Welcome to BrainDen.com - Brain Teasers Forum

 Welcome to BrainDen.com - Brain Teasers Forum. Like most online communities you must register to post in our community, but don't worry this is a simple free process. To be a part of BrainDen Forums you may create a new account or sign in if you already have an account. As a member you could start new topics, reply to others, subscribe to topics/forums to get automatic updates, get your own profile and make new friends. Of course, you can also enjoy our collection of amazing optical illusions and cool math games. If you like our site, you may support us by simply clicking Google "+1" or Facebook "Like" buttons at the top. If you have a website, we would appreciate a little link to BrainDen. Thanks and enjoy the Den :-)
Guest Message by DevFuse

Prime

Member Since --
Offline Last Active Dec 03 2013 05:53 PM

Weighing Problem Resurected

23 February 2013 - 02:05 AM

You have a dozen (12) stones weighing a whole number of grams between 1 and 6 each. You can obtain one reference weight of your choosing.

What reference weight can you choose to be able to figure out the individual weights of the 12 stones using a balance device for any possibility that may exist therein?

For an encore: what is the maximum weight range of stones (1 to N) that you could solve using 2 reference weights of your choice? Provided you can have as many  stones as you need.

I don't believe, I have solved this one myself. We could make it a community project after the first question is answered.

HISTORICAL NOTE:

This problem originated on Brain Den. I constructed it based on Bonanova's problem Weighty  Thoughts: http://brainden.com/...4932--/?p=84107 few years ago.

Back then limited number of people participated. The solution found was for specific numbers in that problem (range 1 to 5) – not general. I'd like to give it another try.

One's divisibility

09 February 2013 - 08:34 PM

Find the smallest number consisting of only "1"-s,

which would be divisible by "333...3" (one hundred "3"-s.)

(Decimal system.)

1966

08 February 2013 - 06:44 AM

All numbers from 1 to 1966 are written on a blackboard.

You are allowed to erase any two numbers and write their difference instead.

Prove that repetition of that operation may not result in having only zeroes on the blackboard.

Origins of Tetris?

07 February 2013 - 09:03 PM

Prove that you cannot
cover a 10 x 10 chessboard with 25 figures

Can't sign out

01 February 2013 - 08:13 AM

Does anyone else experience this problem?
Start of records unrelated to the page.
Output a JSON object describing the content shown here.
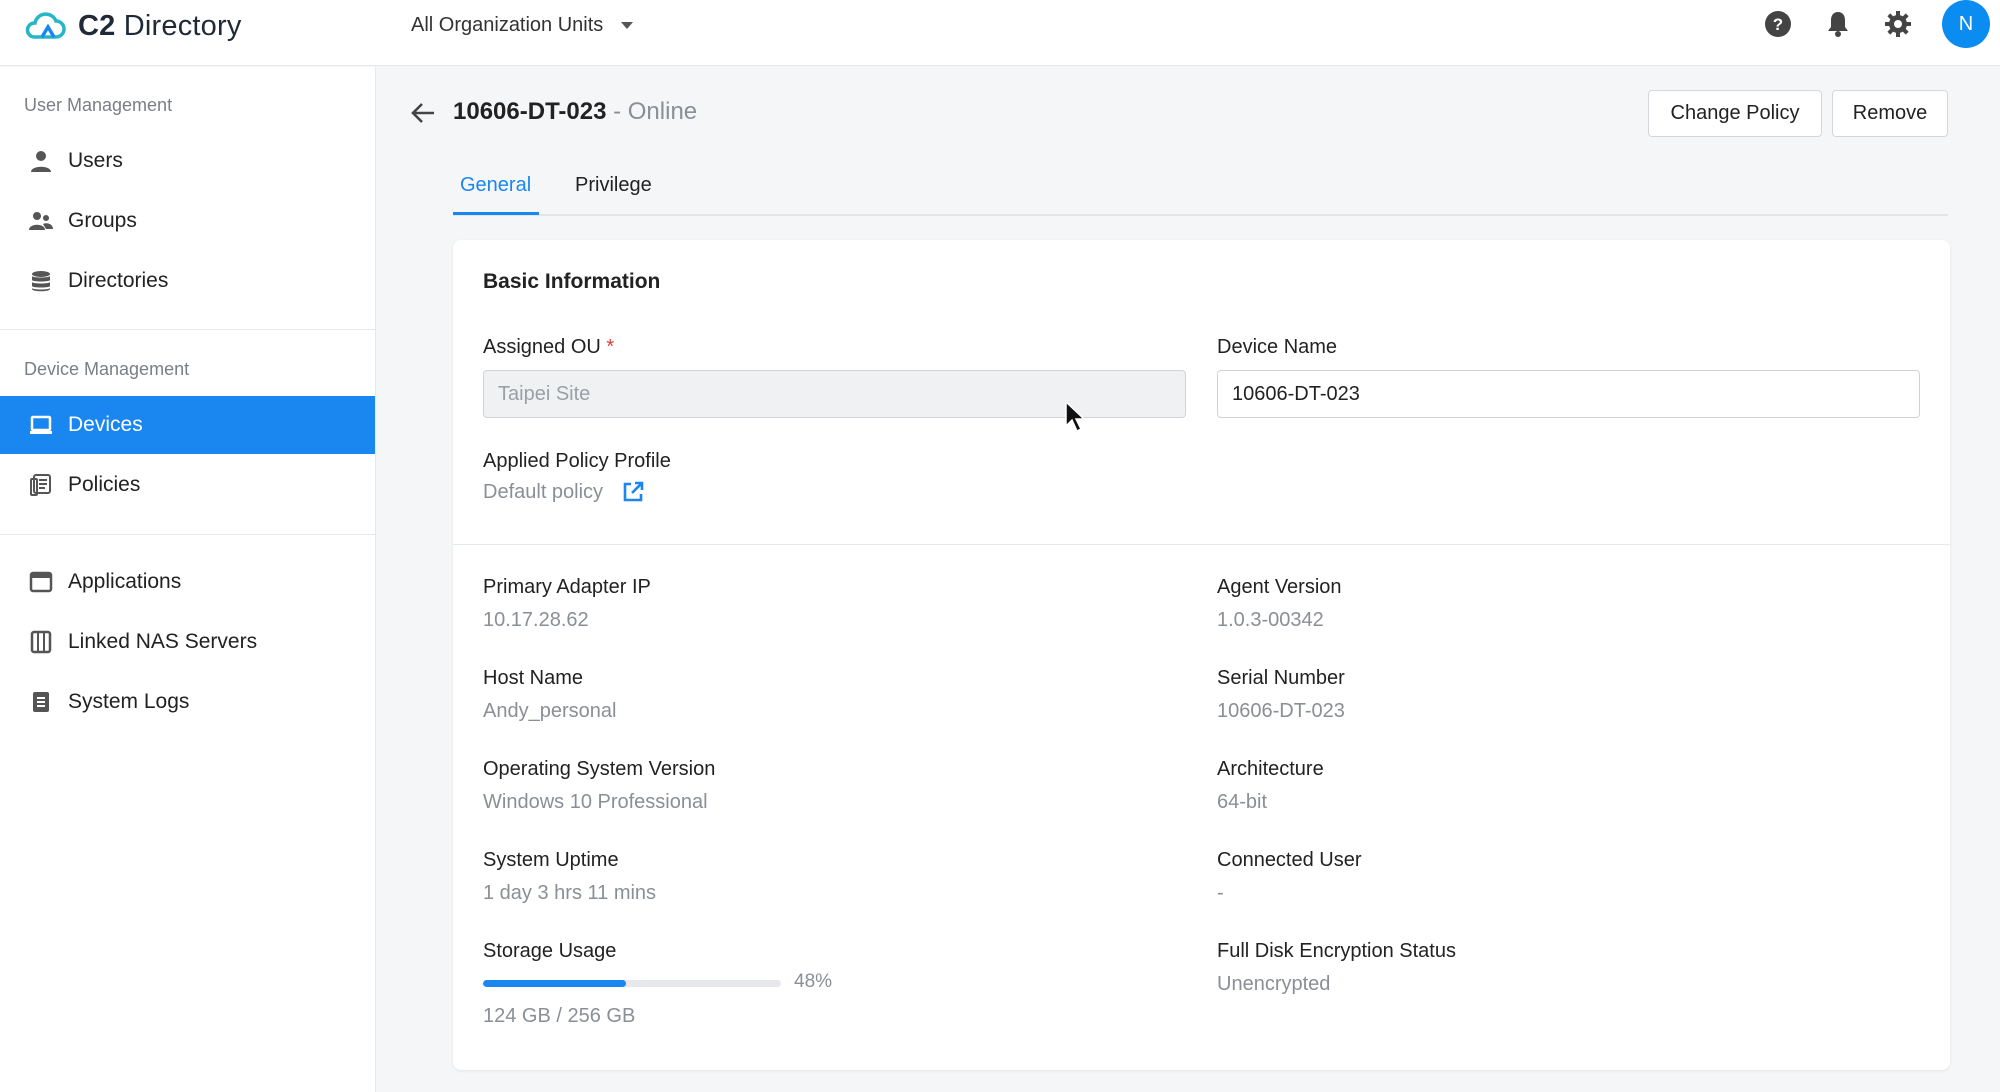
{
  "app": {
    "title_bold": "C2",
    "title_rest": " Directory"
  },
  "org_select": {
    "label": "All Organization Units"
  },
  "user": {
    "initial": "N"
  },
  "colors": {
    "accent": "#1a86f0",
    "avatar": "#0b8cf0",
    "required": "#e53935"
  },
  "sidebar": {
    "sections": [
      {
        "title": "User Management",
        "items": [
          {
            "label": "Users",
            "icon": "user-icon"
          },
          {
            "label": "Groups",
            "icon": "groups-icon"
          },
          {
            "label": "Directories",
            "icon": "database-icon"
          }
        ]
      },
      {
        "title": "Device Management",
        "items": [
          {
            "label": "Devices",
            "icon": "laptop-icon",
            "active": true
          },
          {
            "label": "Policies",
            "icon": "policy-icon"
          }
        ]
      },
      {
        "title": "",
        "items": [
          {
            "label": "Applications",
            "icon": "window-icon"
          },
          {
            "label": "Linked NAS Servers",
            "icon": "nas-icon"
          },
          {
            "label": "System Logs",
            "icon": "logs-icon"
          }
        ]
      }
    ]
  },
  "header": {
    "device_name": "10606-DT-023",
    "status": " - Online",
    "change_policy": "Change Policy",
    "remove": "Remove"
  },
  "tabs": [
    {
      "label": "General",
      "active": true
    },
    {
      "label": "Privilege"
    }
  ],
  "basic": {
    "title": "Basic Information",
    "assigned_ou_label": "Assigned OU",
    "required_mark": " *",
    "assigned_ou_value": "Taipei Site",
    "device_name_label": "Device Name",
    "device_name_value": "10606-DT-023",
    "policy_label": "Applied Policy Profile",
    "policy_value": "Default policy"
  },
  "details": {
    "primary_ip_label": "Primary Adapter IP",
    "primary_ip": "10.17.28.62",
    "agent_label": "Agent Version",
    "agent": "1.0.3-00342",
    "host_label": "Host Name",
    "host": "Andy_personal",
    "serial_label": "Serial Number",
    "serial": "10606-DT-023",
    "os_label": "Operating System Version",
    "os": "Windows 10 Professional",
    "arch_label": "Architecture",
    "arch": "64-bit",
    "uptime_label": "System Uptime",
    "uptime": "1 day 3 hrs 11 mins",
    "connected_label": "Connected User",
    "connected": "-",
    "storage_label": "Storage Usage",
    "storage_percent": 48,
    "storage_percent_text": "48%",
    "storage_text": "124 GB / 256 GB",
    "encryption_label": "Full Disk Encryption Status",
    "encryption": "Unencrypted"
  }
}
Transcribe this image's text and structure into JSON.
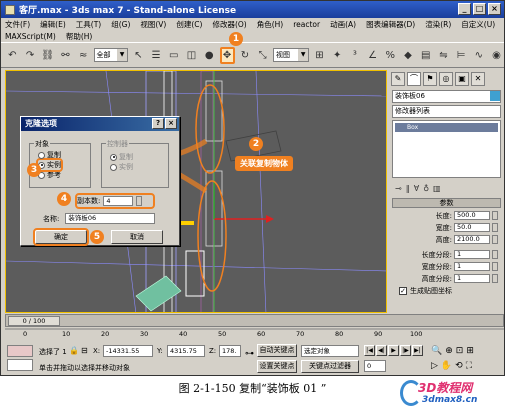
{
  "title": "客厅.max - 3ds max 7 - Stand-alone License",
  "menu": {
    "row1": [
      "文件(F)",
      "编辑(E)",
      "工具(T)",
      "组(G)",
      "视图(V)",
      "创建(C)",
      "修改器(O)",
      "角色(H)",
      "reactor",
      "动画(A)",
      "图表编辑器(D)",
      "渲染(R)",
      "自定义(U)"
    ],
    "row2": [
      "MAXScript(M)",
      "帮助(H)"
    ]
  },
  "toolbar": {
    "selection_filter": "全部",
    "view_dropdown": "视图"
  },
  "viewport": {
    "label": ""
  },
  "right_panel": {
    "object_name": "装饰板06",
    "modifier_list": "修改器列表",
    "stack_item": "Box",
    "params_title": "参数",
    "params": [
      {
        "label": "长度:",
        "value": "500.0"
      },
      {
        "label": "宽度:",
        "value": "50.0"
      },
      {
        "label": "高度:",
        "value": "2100.0"
      },
      {
        "label": "长度分段:",
        "value": "1"
      },
      {
        "label": "宽度分段:",
        "value": "1"
      },
      {
        "label": "高度分段:",
        "value": "1"
      }
    ],
    "gen_mapping": "生成贴图坐标",
    "color": "#3fa0d0"
  },
  "dialog": {
    "title": "克隆选项",
    "object_group": "对象",
    "object_options": [
      "复制",
      "实例",
      "参考"
    ],
    "controller_group": "控制器",
    "controller_options": [
      "复制",
      "实例"
    ],
    "copies_label": "副本数:",
    "copies_value": "4",
    "name_label": "名称:",
    "name_value": "装饰板06",
    "ok": "确定",
    "cancel": "取消"
  },
  "annotations": {
    "c1": "1",
    "c2": "2",
    "c3": "3",
    "c4": "4",
    "c5": "5",
    "box_text": "关联复制物体",
    "accent": "#f08020"
  },
  "timeline": {
    "frame": "0 / 100"
  },
  "ruler_ticks": [
    "0",
    "10",
    "20",
    "30",
    "40",
    "50",
    "60",
    "70",
    "80",
    "90",
    "100"
  ],
  "status": {
    "selected": "选择了 1",
    "x_value": "-14331.55",
    "y_value": "4315.75",
    "z_value": "178.",
    "hint": "单击并拖动以选择并移动对象",
    "auto_key": "自动关键点",
    "set_key": "设置关键点",
    "selected_object": "选定对象",
    "key_filters": "关键点过滤器",
    "frame_field": "0"
  },
  "caption": "图 2-1-150   复制“装饰板 01 ”",
  "logo": {
    "l1": "3D教程网",
    "l2": "3dmax8.cn"
  }
}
When in IE9 I cannot sign out unless I manually delete all cookies for BD Domain.

In Chrome it appears to sign me out. But after I close the browser, then open it again and go to BD Forums, I find myself signed on.